The Medaglia family as least gets representation from Jeremy, who will race MX1, Jer-Bear, as Matthes tells me he is called, was third in the Canadian MX2 ranks. He’s on a 450 for ‘Nations with Kyle Keast and Kaven Benoit. Keast raced the Southwick National this year and was fourth in the Canadian MX1 ranks. And Benoit won a Canadian MX2 National this year, and frankly I’m just pumped this have a good French-sounding name on the team.
Team Puerto Rico: Somehow you can say there is a second Team USA, with Puerto Rico entering once again, and basically anyone with a U.S. passport being eligible to race.
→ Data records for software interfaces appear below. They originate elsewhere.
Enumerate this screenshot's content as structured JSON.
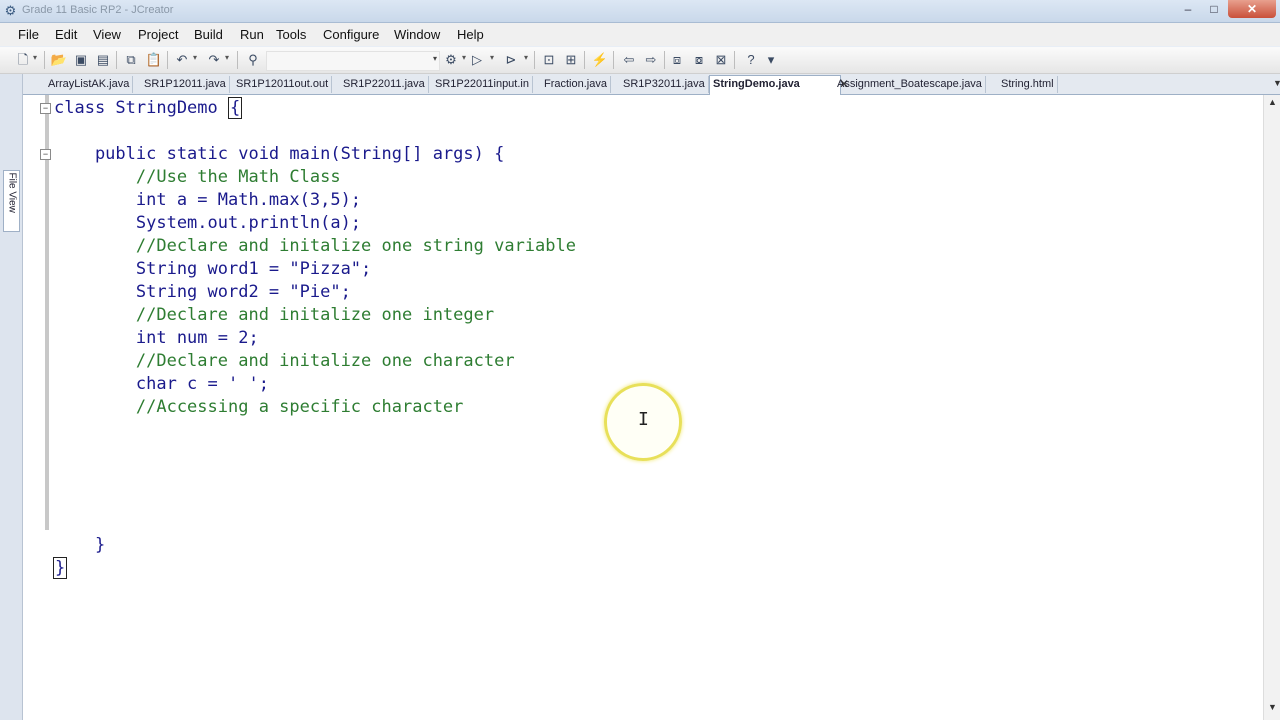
{
  "window": {
    "title": "Grade 11 Basic RP2 - JCreator",
    "min_glyph": "–",
    "max_glyph": "□",
    "close_glyph": "✕"
  },
  "menu": [
    "File",
    "Edit",
    "View",
    "Project",
    "Build",
    "Run",
    "Tools",
    "Configure",
    "Window",
    "Help"
  ],
  "tabs": [
    {
      "label": "ArrayListAK.java"
    },
    {
      "label": "SR1P12011.java"
    },
    {
      "label": "SR1P12011out.out"
    },
    {
      "label": "SR1P22011.java"
    },
    {
      "label": "SR1P22011input.in"
    },
    {
      "label": "Fraction.java"
    },
    {
      "label": "SR1P32011.java"
    },
    {
      "label": "StringDemo.java",
      "active": true
    },
    {
      "label": "Assignment_Boatescape.java"
    },
    {
      "label": "String.html"
    }
  ],
  "tab_close_glyph": "✕",
  "side_panel": {
    "label": "File View"
  },
  "code_lines": [
    {
      "text": "class StringDemo ",
      "suffix": "{",
      "kind": "code"
    },
    {
      "text": "",
      "kind": "code"
    },
    {
      "text": "    public static void main(String[] args) {",
      "kind": "code"
    },
    {
      "text": "        //Use the Math Class",
      "kind": "comment"
    },
    {
      "text": "        int a = Math.max(3,5);",
      "kind": "code"
    },
    {
      "text": "        System.out.println(a);",
      "kind": "code"
    },
    {
      "text": "        //Declare and initalize one string variable",
      "kind": "comment"
    },
    {
      "text": "        String word1 = \"Pizza\";",
      "kind": "code"
    },
    {
      "text": "        String word2 = \"Pie\";",
      "kind": "code"
    },
    {
      "text": "        //Declare and initalize one integer",
      "kind": "comment"
    },
    {
      "text": "        int num = 2;",
      "kind": "code"
    },
    {
      "text": "        //Declare and initalize one character",
      "kind": "comment"
    },
    {
      "text": "        char c = ' ';",
      "kind": "code"
    },
    {
      "text": "        //Accessing a specific character",
      "kind": "comment"
    },
    {
      "text": "",
      "kind": "code"
    },
    {
      "text": "",
      "kind": "code"
    },
    {
      "text": "",
      "kind": "code"
    },
    {
      "text": "",
      "kind": "code"
    },
    {
      "text": "",
      "kind": "code"
    },
    {
      "text": "    }",
      "kind": "code"
    },
    {
      "text": "",
      "prefix": "}",
      "kind": "code"
    }
  ],
  "colors": {
    "code": "#1a1a8c",
    "comment": "#2e7d32",
    "accent": "#2b64b5"
  },
  "icons": [
    "new-file-icon",
    "open-icon",
    "save-icon",
    "save-all-icon",
    "copy-icon",
    "paste-icon",
    "undo-icon",
    "redo-icon",
    "find-icon",
    "compile-icon",
    "run-icon",
    "debug-icon",
    "back-icon",
    "forward-icon",
    "help-icon"
  ]
}
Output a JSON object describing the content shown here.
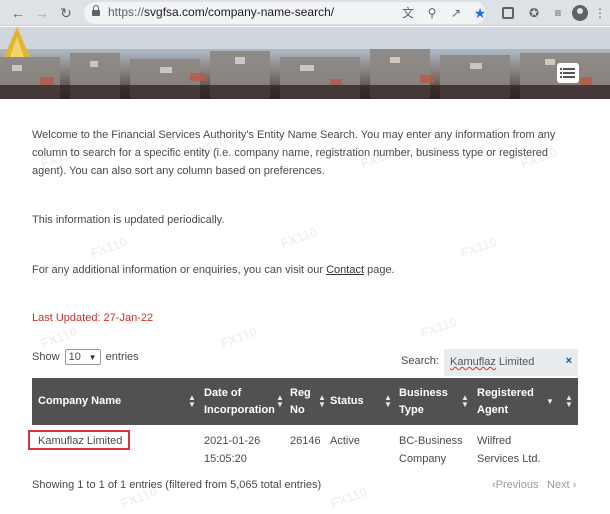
{
  "browser": {
    "url_protocol": "https://",
    "url_rest": "svgfsa.com/company-name-search/",
    "icons": [
      "back-icon",
      "forward-icon",
      "reload-icon",
      "translate-icon",
      "zoom-icon",
      "share-icon",
      "bookmark-star-icon",
      "extension-icon",
      "puzzle-icon",
      "media-icon",
      "profile-icon",
      "kebab-menu-icon"
    ]
  },
  "content": {
    "intro": "Welcome to the Financial Services Authority's Entity Name Search. You may enter any information from any column to search for a specific entity (i.e. company name, registration number, business type or registered agent). You can also sort any column based on preferences.",
    "updated_note": "This information is updated periodically.",
    "enquiry_prefix": "For any additional information or enquiries, you can visit our ",
    "contact_link": "Contact",
    "enquiry_suffix": " page.",
    "last_updated": "Last Updated:  27-Jan-22"
  },
  "controls": {
    "show_label": "Show",
    "page_size": "10",
    "entries_label": "entries",
    "search_label": "Search:",
    "search_value_word1": "Kamuflaz",
    "search_value_word2": " Limited",
    "search_clear": "×"
  },
  "table": {
    "headers": [
      {
        "label": "Company Name"
      },
      {
        "label": "Date of Incorporation"
      },
      {
        "label": "Reg No"
      },
      {
        "label": "Status"
      },
      {
        "label": "Business Type"
      },
      {
        "label": "Registered Agent"
      }
    ],
    "rows": [
      {
        "company": "Kamuflaz Limited",
        "date": "2021-01-26 15:05:20",
        "reg": "26146",
        "status": "Active",
        "type": "BC-Business Company",
        "agent": "Wilfred Services Ltd."
      }
    ]
  },
  "footer": {
    "info": "Showing 1 to 1 of 1 entries (filtered from 5,065 total entries)",
    "previous": "‹Previous",
    "next": "Next ›"
  },
  "colors": {
    "accent_red": "#c9302c",
    "header_bg": "#515151",
    "highlight_box": "#d9343a"
  }
}
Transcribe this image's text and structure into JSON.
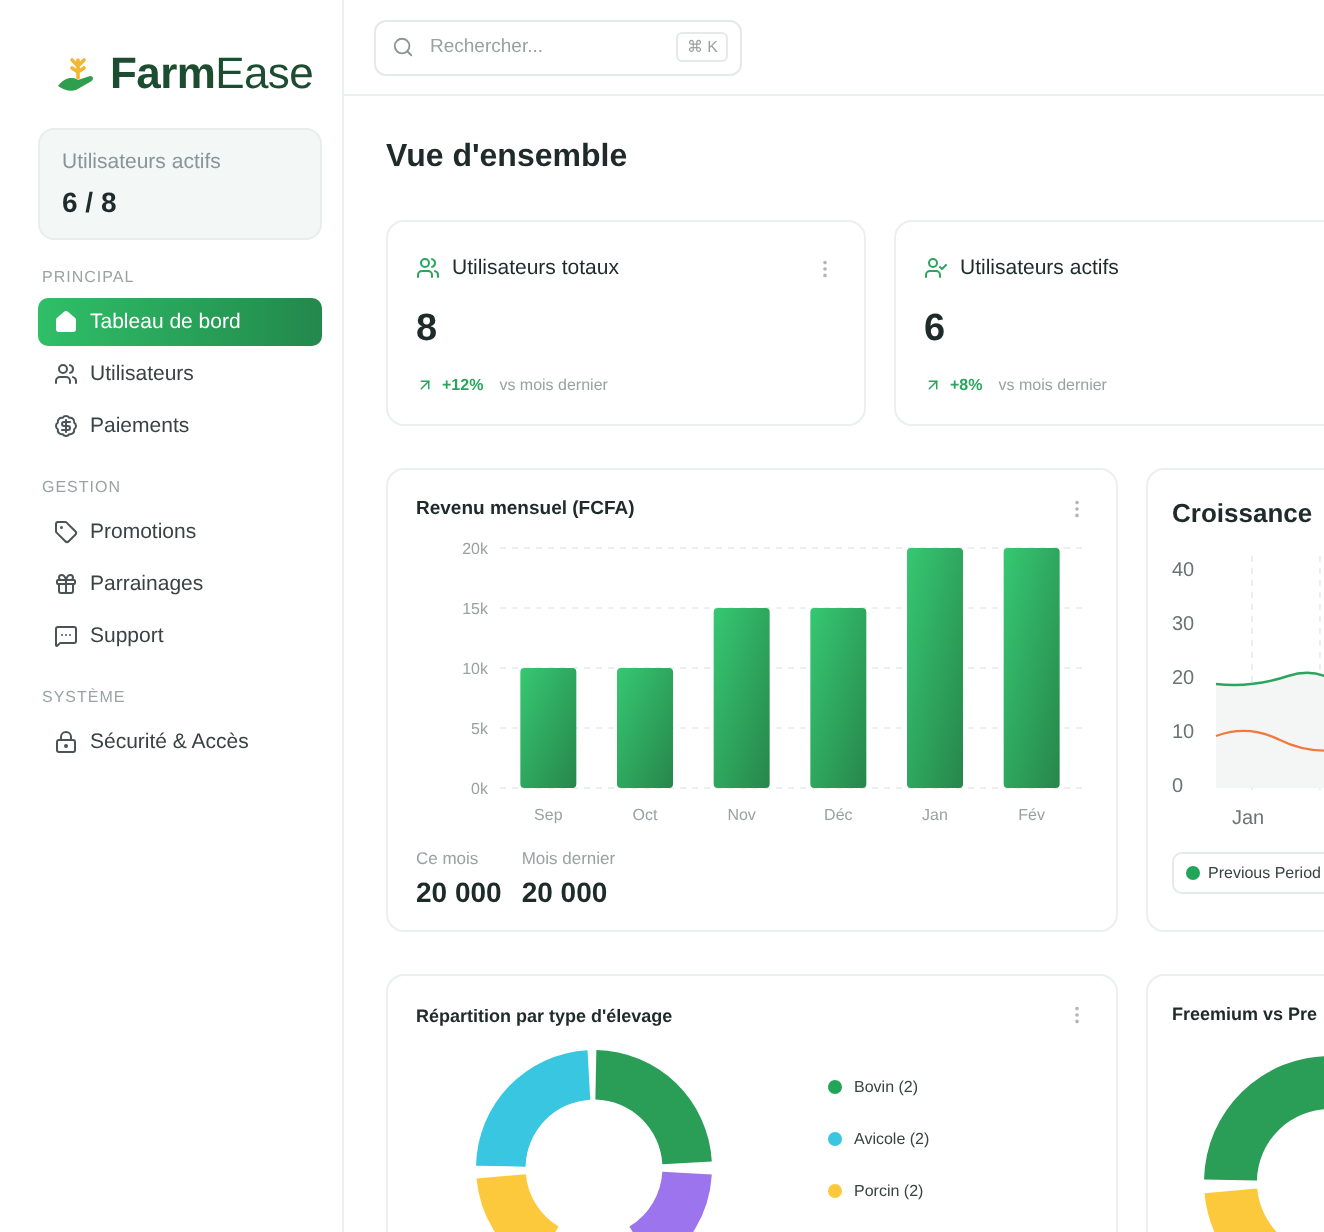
{
  "brand": {
    "name": "**Farm**Ease"
  },
  "sidebar": {
    "summary": {
      "label": "Utilisateurs actifs",
      "value": "6 / 8"
    },
    "sections": [
      {
        "label": "PRINCIPAL",
        "items": [
          {
            "label": "Tableau de bord",
            "selected": true
          },
          {
            "label": "Utilisateurs",
            "selected": false
          },
          {
            "label": "Paiements",
            "selected": false
          }
        ]
      },
      {
        "label": "GESTION",
        "items": [
          {
            "label": "Promotions",
            "selected": false
          },
          {
            "label": "Parrainages",
            "selected": false
          },
          {
            "label": "Support",
            "selected": false
          }
        ]
      },
      {
        "label": "SYSTÈME",
        "items": [
          {
            "label": "Sécurité & Accès",
            "selected": false
          }
        ]
      }
    ]
  },
  "search": {
    "placeholder": "Rechercher...",
    "shortcut": "⌘ K"
  },
  "page_title": "Vue d'ensemble",
  "stats": [
    {
      "title": "Utilisateurs totaux",
      "value": "8",
      "change": "+12%",
      "note": "vs mois dernier"
    },
    {
      "title": "Utilisateurs actifs",
      "value": "6",
      "change": "+8%",
      "note": "vs mois dernier"
    }
  ],
  "revenue": {
    "title": "Revenu mensuel (FCFA)",
    "chart_data": {
      "type": "bar",
      "categories": [
        "Sep",
        "Oct",
        "Nov",
        "Déc",
        "Jan",
        "Fév"
      ],
      "values": [
        10000,
        10000,
        15000,
        15000,
        20000,
        20000
      ],
      "ylim": [
        0,
        20000
      ],
      "grid": true,
      "yticks": [
        {
          "value": 0,
          "label": "0k"
        },
        {
          "value": 5000,
          "label": "5k"
        },
        {
          "value": 10000,
          "label": "10k"
        },
        {
          "value": 15000,
          "label": "15k"
        },
        {
          "value": 20000,
          "label": "20k"
        }
      ]
    },
    "totals": [
      {
        "label": "Ce mois",
        "value": "20 000"
      },
      {
        "label": "Mois dernier",
        "value": "20 000"
      }
    ]
  },
  "growth": {
    "title": "Croissance",
    "y_axis_labels": [
      "40",
      "30",
      "20",
      "10",
      "0"
    ],
    "x_axis_labels": [
      "Jan"
    ],
    "legend": [
      {
        "label": "Previous Period",
        "color": "#22a559"
      }
    ]
  },
  "breakdown": {
    "title": "Répartition par type d'élevage",
    "legend": [
      {
        "label": "Bovin (2)",
        "color": "#22a559"
      },
      {
        "label": "Avicole (2)",
        "color": "#38c6e0"
      },
      {
        "label": "Porcin (2)",
        "color": "#fcc93c"
      }
    ]
  },
  "plans": {
    "title": "Freemium vs Pre"
  }
}
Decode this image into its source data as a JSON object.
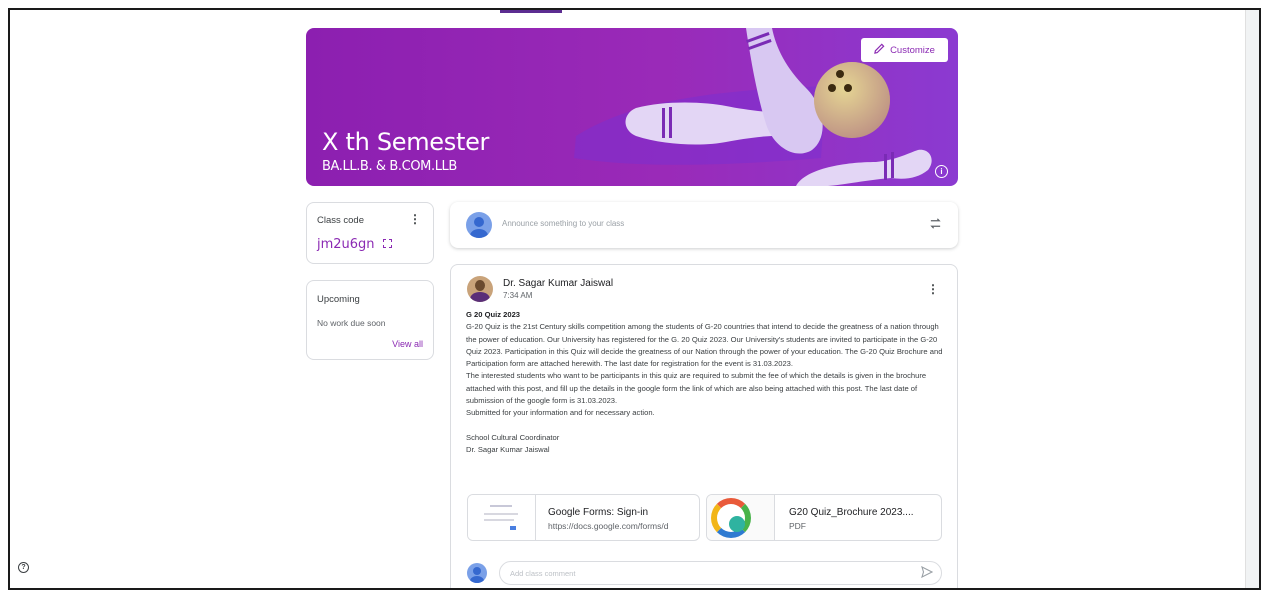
{
  "banner": {
    "title": "X th Semester",
    "subtitle": "BA.LL.B. & B.COM.LLB",
    "customize_label": "Customize"
  },
  "class_code": {
    "label": "Class code",
    "value": "jm2u6gn"
  },
  "upcoming": {
    "title": "Upcoming",
    "empty_text": "No work due soon",
    "view_all": "View all"
  },
  "announce": {
    "placeholder": "Announce something to your class"
  },
  "post": {
    "author": "Dr. Sagar Kumar Jaiswal",
    "time": "7:34 AM",
    "title": "G 20 Quiz 2023",
    "paragraph1": "G-20 Quiz is the 21st Century skills competition among the students of G-20 countries that intend to decide the greatness of a nation through the power of education. Our University has registered for the G. 20 Quiz 2023. Our University's students are invited to participate in the G-20 Quiz 2023. Participation in this Quiz will decide the greatness of our Nation through the power of your education. The G-20 Quiz Brochure and Participation form are attached herewith. The last date for registration for the event is 31.03.2023.",
    "paragraph2": " The interested students who want to be participants in this quiz are required to submit the fee of which the details is given in the brochure attached with this post, and fill up the details in the google form the link of which are also being attached with this post. The last date of submission of the google form is 31.03.2023.",
    "paragraph3": "Submitted for your information and for necessary action.",
    "signature_line1": "School Cultural Coordinator",
    "signature_line2": "Dr. Sagar Kumar Jaiswal",
    "attachments": [
      {
        "title": "Google Forms: Sign-in",
        "subtitle": "https://docs.google.com/forms/d"
      },
      {
        "title": "G20 Quiz_Brochure 2023....",
        "subtitle": "PDF"
      }
    ],
    "comment_placeholder": "Add class comment"
  },
  "colors": {
    "accent": "#8b2ab3",
    "banner_start": "#8c1fb0",
    "banner_end": "#8b3ad1"
  }
}
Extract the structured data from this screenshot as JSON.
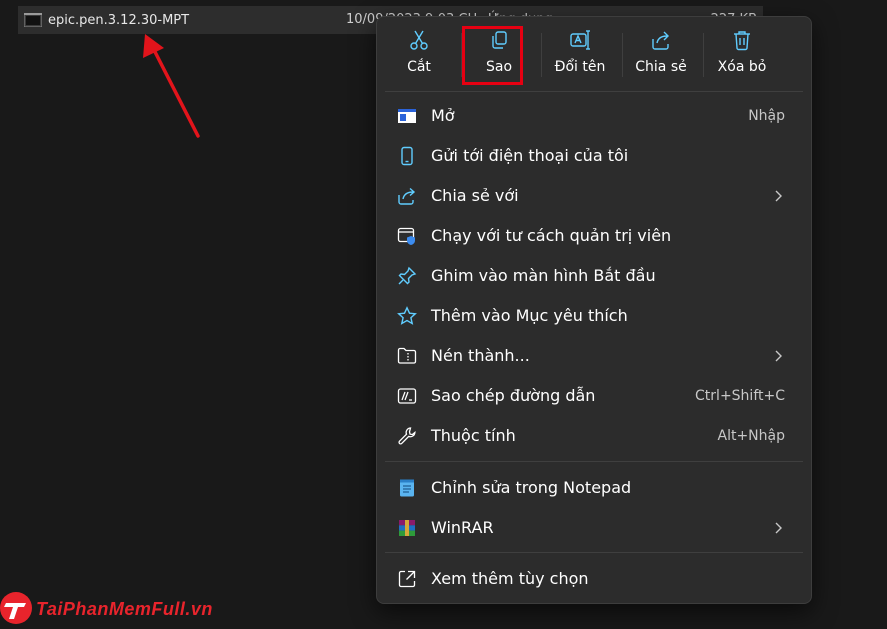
{
  "file": {
    "name": "epic.pen.3.12.30-MPT",
    "date": "10/09/2023 9:03 CH",
    "type": "Ứng dụng",
    "size": "227 KB",
    "icon": "exe-file-icon"
  },
  "quick_actions": [
    {
      "label": "Cắt",
      "icon": "scissors-icon"
    },
    {
      "label": "Sao",
      "icon": "copy-icon"
    },
    {
      "label": "Đổi tên",
      "icon": "rename-icon"
    },
    {
      "label": "Chia sẻ",
      "icon": "share-icon"
    },
    {
      "label": "Xóa bỏ",
      "icon": "trash-icon"
    }
  ],
  "menu_items": [
    {
      "label": "Mở",
      "shortcut": "Nhập",
      "icon": "open-app-icon"
    },
    {
      "label": "Gửi tới điện thoại của tôi",
      "icon": "phone-icon"
    },
    {
      "label": "Chia sẻ với",
      "icon": "share-with-icon",
      "submenu": true
    },
    {
      "label": "Chạy với tư cách quản trị viên",
      "icon": "shield-admin-icon"
    },
    {
      "label": "Ghim vào màn hình Bắt đầu",
      "icon": "pin-icon"
    },
    {
      "label": "Thêm vào Mục yêu thích",
      "icon": "star-icon"
    },
    {
      "label": "Nén thành...",
      "icon": "zip-folder-icon",
      "submenu": true
    },
    {
      "label": "Sao chép đường dẫn",
      "shortcut": "Ctrl+Shift+C",
      "icon": "copy-path-icon"
    },
    {
      "label": "Thuộc tính",
      "shortcut": "Alt+Nhập",
      "icon": "wrench-icon"
    },
    {
      "label": "Chỉnh sửa trong Notepad",
      "icon": "notepad-icon"
    },
    {
      "label": "WinRAR",
      "icon": "winrar-icon",
      "submenu": true
    },
    {
      "label": "Xem thêm tùy chọn",
      "icon": "more-options-icon"
    }
  ],
  "watermark": {
    "text": "TaiPhanMemFull.vn"
  },
  "colors": {
    "accent": "#60cdff",
    "highlight": "#e60012",
    "menu_bg": "#2c2c2c"
  }
}
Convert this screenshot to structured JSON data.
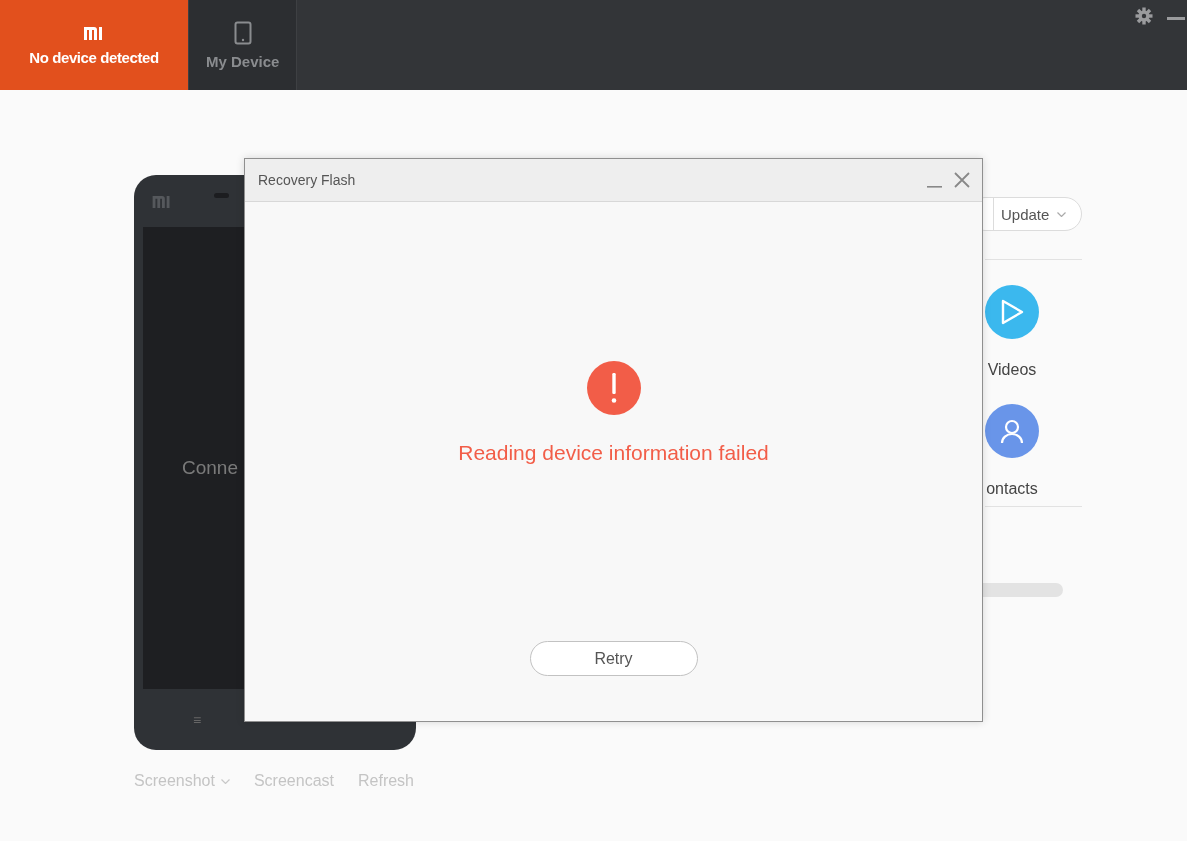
{
  "tabs": [
    {
      "label": "No device detected",
      "selected": true,
      "kind": "mi"
    },
    {
      "label": "My Device",
      "selected": false,
      "kind": "tablet"
    }
  ],
  "phone": {
    "screen_text": "Conne",
    "menu_key": "≡"
  },
  "phone_toolbar": [
    {
      "label": "Screenshot",
      "dropdown": true
    },
    {
      "label": "Screencast",
      "dropdown": false
    },
    {
      "label": "Refresh",
      "dropdown": false
    }
  ],
  "side_panel": {
    "update_button": "Update",
    "shortcuts": [
      {
        "label": "Videos",
        "color": "#3bb8ee",
        "kind": "play"
      },
      {
        "label": "ontacts",
        "color": "#6995e9",
        "kind": "person"
      }
    ]
  },
  "dialog": {
    "title": "Recovery Flash",
    "message": "Reading device information failed",
    "button": "Retry"
  }
}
So that means Dungey was available! Virginia’s, er, Puerto Rico’s Zach Osborne is the stalwart for this squad, and he had a nice run in the MX2 GPs this year with fourth in the championship. Then somehow Kyle Regal got on the team, not sure if he’s any more Puerto Rican than any of the other U.S. rider, but we all know he’s fast. PR’s 2009 National Champion, Christian Ruiz, is running the MX1 class. How a territory has a National Championship is beyond my geographical knowledge.
Team New Zealand: New Zealand isn’t a big country, but it’s produced more than it’s fair share of motocross stars over the last decade. If on any one year all of them came in healthy and ready at the same time, they could conceivably win the whole thing. Like 2007, when Ben Townley was leading the AMA Motocross Lites standings at the same time Josh Coppins was leading the MX1 boys in Europe, and Cody Cooper, no slouch, was going to run the MX3 class. Then Josh and Ben got hurt and the team couldn’t even race. Bummer.
After this weekend, The Lizard slithers off the international map.
Simon Cudby photo
BT is back this year and racing MX3, could be some good battles between he, Short and Ramon. Coppins is the MX1 guy on his twin-cylinder Aprillia, but the Lizard is winding his career down and was only 12th in this season’s MX1 rankings. He's heading back to race in New Zealand next year, but it would be a cool send off for he and BT to get NZ to the front one last time.
The age-23-and-under MX2 rule means a newcomer named Brad Groombridge is riding the 250.
Team Spain: Again, getting three top riders to the event healthy and ready is not easy. Spain will have regular GP front runner Jonathan Barragan in MX1, but they won't have the 2010 MX3 Champion, Carlos Campano, who was injured two weeks ago and won’t be able to race. The MX2 rider is Jose Butron. I don’t know who is filling in for Campano at this point, and apparently Regal and Osborne are not eligible or available here.
So there’s the list. Even with a drop score, a team is only as strong as its weakest rider, and every nation has faced struggles getting its three best to the race healthy and ready. And that’s just getting to the race, bad luck during the race day has derailed even the strongest teams.
One more factor: home count advantage. This event has only taken place in the U.S. twice before. The 1987 race was an epic mudder, which erased much of the advantage of home soil. But the weather was nice at Budds Creek in 2007, and Team USA dominated, much more so than they did in '06 or '08, for example. Does racing on familiar turf make a big difference? We'll see.
We’ll see what happens!